Federated learning attempts to solve the problems that traditional machine learning leaves on the table. Algorithm training moves to the edge of the network, so that data never leaves the device, whether it’s a mobile phone or a bank branch’s servers. Once the model “learns” from the data, the results are uploaded and aggregated with updates from all the other devices on the network. The improved model is then shared with the entire network.

Google pioneered federated learning in 2017 as a way to provide enhanced personalization services on mobile phones, and uses the approach today with its Gboard virtual keyboard on Android phones, which predicts your next words while you’re typing. Type the phrase “I’ll call you,” for example, and the system will suggest “tomorrow” or “later” as the next word. Each phone learns about its user’s unique texting habits without giving away any private information. At the same time, the aggregated results improve the keyboard’s predictive accuracy for all users.

Other tech vendors are introducing federated learning in their AI offerings.

Owkin, a New York–based startup, is bringing federated learning to the sensitive field of healthcare, building machine‑learning models for medical research.

With its software, Owkin can train AI algorithms locally to look for biomarkers in medical data. The models it produces are valuable to its main customers—pharmaceutical companies conducting biological research—because privacy regulations make it difficult for hospitals and imaging centers to send this data to the cloud for training. And some hospitals don’t produce enough images to yield accurate AI models.

“To reach 99.9% accuracy, you can’t train an algorithm on 100 images,” says Gabriel de Vinzelles, a senior associate at Otium Capital, a French early‑stage venture company and an investor in Owkin.

Owkin’s technology uses federated learning to train on medical data behind the hospital’s firewall.

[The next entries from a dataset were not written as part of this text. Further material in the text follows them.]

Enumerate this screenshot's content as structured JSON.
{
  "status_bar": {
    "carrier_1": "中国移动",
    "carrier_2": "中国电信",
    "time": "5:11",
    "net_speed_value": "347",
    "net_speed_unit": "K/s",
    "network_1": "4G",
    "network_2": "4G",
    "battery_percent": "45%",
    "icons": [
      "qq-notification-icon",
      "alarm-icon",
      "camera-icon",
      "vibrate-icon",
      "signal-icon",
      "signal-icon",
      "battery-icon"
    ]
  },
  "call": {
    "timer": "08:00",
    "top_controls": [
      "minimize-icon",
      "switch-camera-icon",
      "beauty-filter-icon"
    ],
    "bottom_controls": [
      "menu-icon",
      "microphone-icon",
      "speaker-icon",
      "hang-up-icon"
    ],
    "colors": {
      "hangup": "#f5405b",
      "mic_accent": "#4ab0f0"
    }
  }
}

Only the results are aggregated and used to refine the model, which can then assist in the various stages of drug development, from identifying target molecules to recruiting patients for clinical trials.

federated learning

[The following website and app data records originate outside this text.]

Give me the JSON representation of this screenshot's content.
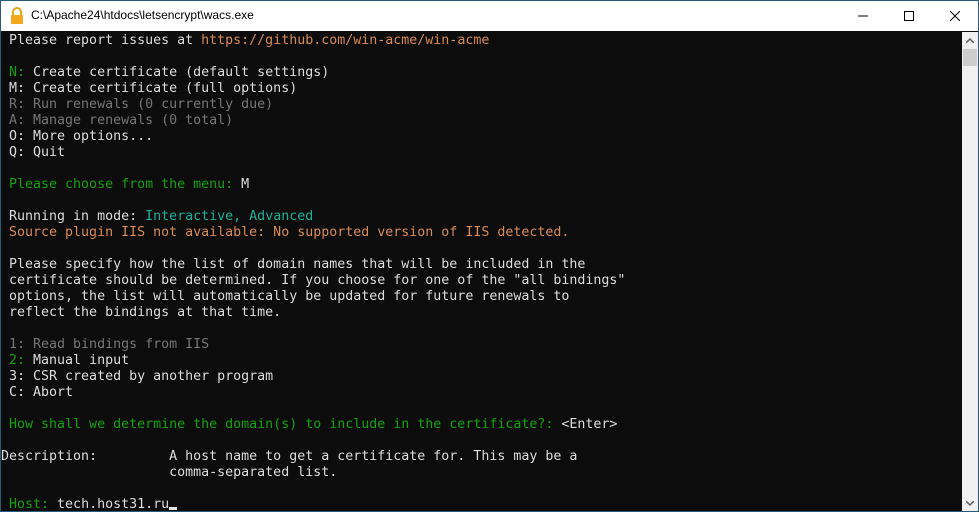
{
  "window": {
    "title": "C:\\Apache24\\htdocs\\letsencrypt\\wacs.exe"
  },
  "colors": {
    "white": "#dcdcdc",
    "green": "#13a10e",
    "gray": "#767676",
    "orange": "#d98a55",
    "teal": "#1cb09a"
  },
  "lines": [
    [
      {
        "t": " Please report issues at ",
        "c": "white"
      },
      {
        "t": "https://github.com/win-acme/win-acme",
        "c": "orange"
      }
    ],
    [],
    [
      {
        "t": " N: ",
        "c": "green"
      },
      {
        "t": "Create certificate (default settings)",
        "c": "white"
      }
    ],
    [
      {
        "t": " M: Create certificate (full options)",
        "c": "white"
      }
    ],
    [
      {
        "t": " R: Run renewals (0 currently due)",
        "c": "gray"
      }
    ],
    [
      {
        "t": " A: Manage renewals (0 total)",
        "c": "gray"
      }
    ],
    [
      {
        "t": " O: More options...",
        "c": "white"
      }
    ],
    [
      {
        "t": " Q: Quit",
        "c": "white"
      }
    ],
    [],
    [
      {
        "t": " Please choose from the menu: ",
        "c": "green"
      },
      {
        "t": "M",
        "c": "white"
      }
    ],
    [],
    [
      {
        "t": " Running in mode: ",
        "c": "white"
      },
      {
        "t": "Interactive, Advanced",
        "c": "teal"
      }
    ],
    [
      {
        "t": " Source plugin IIS not available: No supported version of IIS detected.",
        "c": "orange"
      }
    ],
    [],
    [
      {
        "t": " Please specify how the list of domain names that will be included in the",
        "c": "white"
      }
    ],
    [
      {
        "t": " certificate should be determined. If you choose for one of the \"all bindings\"",
        "c": "white"
      }
    ],
    [
      {
        "t": " options, the list will automatically be updated for future renewals to",
        "c": "white"
      }
    ],
    [
      {
        "t": " reflect the bindings at that time.",
        "c": "white"
      }
    ],
    [],
    [
      {
        "t": " 1: Read bindings from IIS",
        "c": "gray"
      }
    ],
    [
      {
        "t": " 2: ",
        "c": "green"
      },
      {
        "t": "Manual input",
        "c": "white"
      }
    ],
    [
      {
        "t": " 3: CSR created by another program",
        "c": "white"
      }
    ],
    [
      {
        "t": " C: Abort",
        "c": "white"
      }
    ],
    [],
    [
      {
        "t": " How shall we determine the domain(s) to include in the certificate?: ",
        "c": "green"
      },
      {
        "t": "<Enter>",
        "c": "white"
      }
    ],
    [],
    [
      {
        "t": "Description:         A host name to get a certificate for. This may be a",
        "c": "white"
      }
    ],
    [
      {
        "t": "                     comma-separated list.",
        "c": "white"
      }
    ],
    [],
    [
      {
        "t": " Host: ",
        "c": "green"
      },
      {
        "t": "tech.host31.ru",
        "c": "white"
      }
    ]
  ]
}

Reduced latency

Federated learning also addresses a common problem with cloud‑based AI: communication delays, or latency, between remote devices and the central machine‑learning system. Reducing latency is critical for AI‑powered IoT devices, such as industrial equipment where even brief delays between identifying a problem and responding to it can lead to significant damage.

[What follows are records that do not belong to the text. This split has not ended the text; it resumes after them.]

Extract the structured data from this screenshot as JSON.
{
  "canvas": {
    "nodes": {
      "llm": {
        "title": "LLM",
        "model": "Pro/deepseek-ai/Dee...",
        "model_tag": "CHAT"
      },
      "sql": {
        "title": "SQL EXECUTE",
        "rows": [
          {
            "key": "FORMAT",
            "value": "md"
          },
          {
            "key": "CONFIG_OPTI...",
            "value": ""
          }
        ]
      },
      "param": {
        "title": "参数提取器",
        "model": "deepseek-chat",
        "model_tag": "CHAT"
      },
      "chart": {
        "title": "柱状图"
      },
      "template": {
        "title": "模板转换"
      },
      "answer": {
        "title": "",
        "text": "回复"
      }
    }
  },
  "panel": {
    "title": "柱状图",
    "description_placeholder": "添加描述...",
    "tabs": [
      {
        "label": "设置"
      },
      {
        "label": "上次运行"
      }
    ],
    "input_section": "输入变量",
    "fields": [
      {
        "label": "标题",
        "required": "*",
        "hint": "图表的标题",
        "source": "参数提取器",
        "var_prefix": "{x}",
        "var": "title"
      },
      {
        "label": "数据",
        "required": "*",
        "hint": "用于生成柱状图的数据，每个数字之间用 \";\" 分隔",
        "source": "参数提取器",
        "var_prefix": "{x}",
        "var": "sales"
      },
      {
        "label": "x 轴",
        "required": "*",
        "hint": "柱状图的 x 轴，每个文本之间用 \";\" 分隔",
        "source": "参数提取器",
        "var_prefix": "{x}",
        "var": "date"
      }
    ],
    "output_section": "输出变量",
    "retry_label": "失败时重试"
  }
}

ByteLAKE demonstrated a federated‑learning system aimed at manufacturers at last year’s AI Summit in San Francisco. The system uses small Lenovo computers attached to a manufacturing device—in the demo, a thick, transparent pipe with fans on each end and filled with Styrofoam balls. The computers monitored pressure data from the device and used that information to train a local AI model. The results were then aggregated in a data center. Finally, the improved model was returned to the device.

Since the intelligence in the device is held locally, manufacturers can use federated learning to bring AI to environments with limited or nonexistent network connections. Reduced latency also means an industrial turbine can shut down in milliseconds when it recognizes an imminent problem, preventing significant damage and saving businesses expensive downtime.

“Processing data in place provides a near real‑time experience for AI,” says Rojek.

Federated learning is still relatively new and limited to a few specific use cases. But experts see broad potential for applications using the technology. For example, insurance companies could use federated learning to collaborate on predictive tools without having to share competitively sensitive data. Freund envisions driverless cars using the technique to make snap decisions using real‑time data.

The promise of federated learning goes far beyond delivering better mobile experiences. One thing’s for sure: As billions of new IoT devices and sensors get connected each year, federated learning will get plenty of opportunities to prove its value.